Component Layout

   MaestroThe UI design product.  |    Form Builder  |  All versions This feature is related to all versions.

A layout is a way to arrange Journey Maestro components on a form, so they are laid out according to device or browser screen sizes.

The layout allows you to configure the following aspects of components on the form.

  • The width of each component.
  • The location of components relative to each other, for example, a field appears to the side or below a field that precedes it.
  • The adjustment of both the component and placement of fields when the overall width of the screen changes.

Configure a Component Layout

A good component layout is extremely important for creating a good user journey. A layout can be the difference between a positive or a negative user experience, so it’s crucial to choose the most appropriate component layout for each of your forms.

You can use the following powerful techniques for creating good component layouts:

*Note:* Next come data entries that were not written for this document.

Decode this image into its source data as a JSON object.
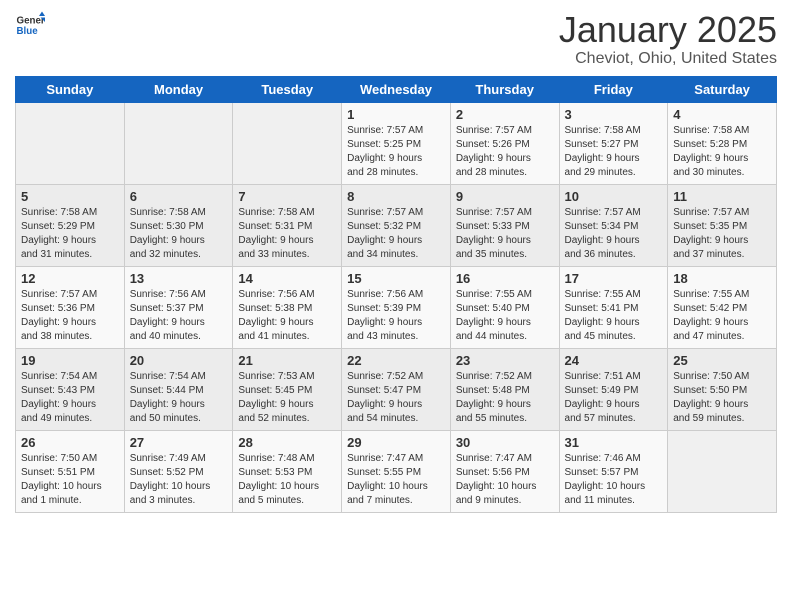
{
  "logo": {
    "line1": "General",
    "line2": "Blue"
  },
  "title": "January 2025",
  "subtitle": "Cheviot, Ohio, United States",
  "days_of_week": [
    "Sunday",
    "Monday",
    "Tuesday",
    "Wednesday",
    "Thursday",
    "Friday",
    "Saturday"
  ],
  "weeks": [
    [
      {
        "day": "",
        "info": ""
      },
      {
        "day": "",
        "info": ""
      },
      {
        "day": "",
        "info": ""
      },
      {
        "day": "1",
        "info": "Sunrise: 7:57 AM\nSunset: 5:25 PM\nDaylight: 9 hours\nand 28 minutes."
      },
      {
        "day": "2",
        "info": "Sunrise: 7:57 AM\nSunset: 5:26 PM\nDaylight: 9 hours\nand 28 minutes."
      },
      {
        "day": "3",
        "info": "Sunrise: 7:58 AM\nSunset: 5:27 PM\nDaylight: 9 hours\nand 29 minutes."
      },
      {
        "day": "4",
        "info": "Sunrise: 7:58 AM\nSunset: 5:28 PM\nDaylight: 9 hours\nand 30 minutes."
      }
    ],
    [
      {
        "day": "5",
        "info": "Sunrise: 7:58 AM\nSunset: 5:29 PM\nDaylight: 9 hours\nand 31 minutes."
      },
      {
        "day": "6",
        "info": "Sunrise: 7:58 AM\nSunset: 5:30 PM\nDaylight: 9 hours\nand 32 minutes."
      },
      {
        "day": "7",
        "info": "Sunrise: 7:58 AM\nSunset: 5:31 PM\nDaylight: 9 hours\nand 33 minutes."
      },
      {
        "day": "8",
        "info": "Sunrise: 7:57 AM\nSunset: 5:32 PM\nDaylight: 9 hours\nand 34 minutes."
      },
      {
        "day": "9",
        "info": "Sunrise: 7:57 AM\nSunset: 5:33 PM\nDaylight: 9 hours\nand 35 minutes."
      },
      {
        "day": "10",
        "info": "Sunrise: 7:57 AM\nSunset: 5:34 PM\nDaylight: 9 hours\nand 36 minutes."
      },
      {
        "day": "11",
        "info": "Sunrise: 7:57 AM\nSunset: 5:35 PM\nDaylight: 9 hours\nand 37 minutes."
      }
    ],
    [
      {
        "day": "12",
        "info": "Sunrise: 7:57 AM\nSunset: 5:36 PM\nDaylight: 9 hours\nand 38 minutes."
      },
      {
        "day": "13",
        "info": "Sunrise: 7:56 AM\nSunset: 5:37 PM\nDaylight: 9 hours\nand 40 minutes."
      },
      {
        "day": "14",
        "info": "Sunrise: 7:56 AM\nSunset: 5:38 PM\nDaylight: 9 hours\nand 41 minutes."
      },
      {
        "day": "15",
        "info": "Sunrise: 7:56 AM\nSunset: 5:39 PM\nDaylight: 9 hours\nand 43 minutes."
      },
      {
        "day": "16",
        "info": "Sunrise: 7:55 AM\nSunset: 5:40 PM\nDaylight: 9 hours\nand 44 minutes."
      },
      {
        "day": "17",
        "info": "Sunrise: 7:55 AM\nSunset: 5:41 PM\nDaylight: 9 hours\nand 45 minutes."
      },
      {
        "day": "18",
        "info": "Sunrise: 7:55 AM\nSunset: 5:42 PM\nDaylight: 9 hours\nand 47 minutes."
      }
    ],
    [
      {
        "day": "19",
        "info": "Sunrise: 7:54 AM\nSunset: 5:43 PM\nDaylight: 9 hours\nand 49 minutes."
      },
      {
        "day": "20",
        "info": "Sunrise: 7:54 AM\nSunset: 5:44 PM\nDaylight: 9 hours\nand 50 minutes."
      },
      {
        "day": "21",
        "info": "Sunrise: 7:53 AM\nSunset: 5:45 PM\nDaylight: 9 hours\nand 52 minutes."
      },
      {
        "day": "22",
        "info": "Sunrise: 7:52 AM\nSunset: 5:47 PM\nDaylight: 9 hours\nand 54 minutes."
      },
      {
        "day": "23",
        "info": "Sunrise: 7:52 AM\nSunset: 5:48 PM\nDaylight: 9 hours\nand 55 minutes."
      },
      {
        "day": "24",
        "info": "Sunrise: 7:51 AM\nSunset: 5:49 PM\nDaylight: 9 hours\nand 57 minutes."
      },
      {
        "day": "25",
        "info": "Sunrise: 7:50 AM\nSunset: 5:50 PM\nDaylight: 9 hours\nand 59 minutes."
      }
    ],
    [
      {
        "day": "26",
        "info": "Sunrise: 7:50 AM\nSunset: 5:51 PM\nDaylight: 10 hours\nand 1 minute."
      },
      {
        "day": "27",
        "info": "Sunrise: 7:49 AM\nSunset: 5:52 PM\nDaylight: 10 hours\nand 3 minutes."
      },
      {
        "day": "28",
        "info": "Sunrise: 7:48 AM\nSunset: 5:53 PM\nDaylight: 10 hours\nand 5 minutes."
      },
      {
        "day": "29",
        "info": "Sunrise: 7:47 AM\nSunset: 5:55 PM\nDaylight: 10 hours\nand 7 minutes."
      },
      {
        "day": "30",
        "info": "Sunrise: 7:47 AM\nSunset: 5:56 PM\nDaylight: 10 hours\nand 9 minutes."
      },
      {
        "day": "31",
        "info": "Sunrise: 7:46 AM\nSunset: 5:57 PM\nDaylight: 10 hours\nand 11 minutes."
      },
      {
        "day": "",
        "info": ""
      }
    ]
  ]
}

  • The form itself defines three responsive breakpoints, creating four standard screen sizes. Since modern devices come in many sizes, and because devices can also be rotated into either portrait or landscape mode, these standard screen sizes are only roughly indicative of actual devices. However, the four screen sizes equate to: SmartPhone, Tablet, Small Desktop Screen and Large Desktop Screen.
  • Each container in the form is broken down into a 12-column grid. 12 is a useful number because it can be divided in half, thirds, quarters, and in other ways, making it flexible but simple. (It's no coincidence that many historical measurement systems use twelve as a base.)
  • Each field can be configured to use any number of columns, from 1 to 12. This determines the field's width.
  • You can continue placing additional fields to the right of other fields. However, as soon as the total column count of all the fields on a row exceeds 12, that field and any subsequent fields will be moved to the next line.

The layout configuration is shown below.

In this example, a text field takes up half the available space on larger devices. However, on smaller devices, the user is likely having issues reading the field labels or being able to enter data into the small field areas. Hence the default size on smaller devices is to take up all the space on a row. This is also why the default location of the field’s label is always on the top of the field – this ensures that the label and field don’t spread out too much on narrower devices.

The breakpoints for screen sizes are determined at the template level. These are set to appropriate defaults which usually cover the standard screen sizes that are available in the market today, but your Template Designer may change them if desired.

In several of the Avoka-approved templates, the breakpoint between a small screen and medium is 400 pixels (px), between medium and large is 560px and large to full screen is 780px. This means that any screen size under 400 pixels is considered a small screen, screen sizes between 400px and 560 is medium, 560px to 780px is large and anything over 780 is an extra-large screen.

The screen size will always equate to 12 columns, no matter the actual pixel width. So 400px equals 12 columns, 560px equals 12 columns, and so on. The only thing that changes is the width of the columns. Dividing 12 columns across 560 pixels would mean that the columns are wider than when you divide 12 columns across 400 pixels.

Basically, each row in your form contains 12 columns. When designing a form, you can decide how the 12 columns are divided. To get two equal text fields on one line you would need to change both text fields to 6 columns: 6 + 6 = 12.

If you don’t want them to be equal, you could set one to 7 columns and the other to 5 columns: 7 + 5 = 12.

Another possibility with the 12-column grid is to use multiple blocks on a row to give more flexibility.

In the screenshot below, there are two blocks on a row, each block containing components. The blocks are both set to 6 columns wide. The components within the block have their own 12 column grid which allows them to be arranged within the available space of the block. In block one there are two text fields both set to 6 columns wide. In the second block, there are three text fields, all three set to 4 columns wide.

Example Layouts

The following examples illustrate several different Journey Maestro component layouts.

Example 1

Example 2

Next, learn how to validate a component layout.